Often driven by FOMO, or the “fear of missing out,” many entrepreneurs jump on the ICO bandwagon by drafting a whitepaper, assembling their team, calling up advisors, creating their token, and even getting marketing and PR involved. Worse yet, in the mad rush to get their ICO up and running as quickly as possible, some entrepreneurs go so far as to begin raising pre-sale funding before even asking themselves what is probably the single most important question in the entire process: “Am I doing something illegal?”
DO NOT wait until the last minute—when you are just about to launch your ICO and you’re already under intense pressure—to start thinking about the one thing that could substantially delay or even completely derail your entire project. If you’ve already raised money and your token doesn’t align with the applicable regulatory environment, you may be in trouble. Even in the most optimistic of cases, if your ICO is found to be noncompliant, you may be required to return funds to investors. On the other hand, if you haven’t yet raised funds but you are about to launch the ICO and want to make sure you’re compliant, it can take up to six months to receive interpretive advice or a non-action letter from the U.S. Securities and Exchange Commission, hence interfering with your plans and delaying your planned ICO considerably.
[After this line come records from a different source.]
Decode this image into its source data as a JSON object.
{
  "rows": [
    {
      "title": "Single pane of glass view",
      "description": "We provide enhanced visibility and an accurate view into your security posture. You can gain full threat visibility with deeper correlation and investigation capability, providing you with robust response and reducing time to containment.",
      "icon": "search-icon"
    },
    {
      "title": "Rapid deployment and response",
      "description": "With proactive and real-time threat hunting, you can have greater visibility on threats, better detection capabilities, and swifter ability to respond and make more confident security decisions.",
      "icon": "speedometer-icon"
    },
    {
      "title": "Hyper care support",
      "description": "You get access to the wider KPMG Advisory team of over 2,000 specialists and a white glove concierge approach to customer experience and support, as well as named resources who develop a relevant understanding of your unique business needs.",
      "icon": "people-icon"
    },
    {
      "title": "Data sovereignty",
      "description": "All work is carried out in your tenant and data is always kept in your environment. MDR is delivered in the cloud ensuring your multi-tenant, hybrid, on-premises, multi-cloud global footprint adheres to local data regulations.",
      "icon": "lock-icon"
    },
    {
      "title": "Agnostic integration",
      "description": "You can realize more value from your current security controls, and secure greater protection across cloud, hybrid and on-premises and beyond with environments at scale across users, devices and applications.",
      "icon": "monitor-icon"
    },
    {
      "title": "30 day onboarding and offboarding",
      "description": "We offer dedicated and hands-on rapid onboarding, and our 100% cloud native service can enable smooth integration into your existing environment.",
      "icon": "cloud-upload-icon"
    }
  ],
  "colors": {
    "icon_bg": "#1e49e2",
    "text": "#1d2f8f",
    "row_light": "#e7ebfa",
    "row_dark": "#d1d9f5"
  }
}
So, if you are planning an ICO (also known as a Token Generation Event or “TGE”)—and you happen to be a U.S. citizen, a U.S. resident, your team is based in the U.S., or you’re planning to offer tokens to U.S. users—start your ICO journey by asking yourself these three crucial questions I’ve come up with (which you can read more about in my article here):
- Is my token an investment vehicle?
- Does my token have utility? Or even better, does it have exclusive utility?
- Is my TGE/ICO being used to access something concrete?
After asking yourself these three questions, I encourage you to read a document entitled “A Securities Law Framework for Blockchain Tokens,” which was created as part of an initiative of Coinbase, Coin Center, Union Square Ventures and Consensys, and published on December 7, 2016. This document is a great way to begin thinking about your token in the context of the current regulatory environment and start understanding whether your current token model might be considered a security. A link to the document is included below:
As mentioned in other posts, if you feel that your token might be considered a security under the “Howey test,” don’t risk it. Either pivot to a new token model or consider converting the token to a security by filing for Reg. D or Reg A+ status with the SEC. Doing so can be time-consuming and expensive, but will end up saving you a lot more time and money in the long run if you “roll the dice” and get in trouble with the SEC after the fact.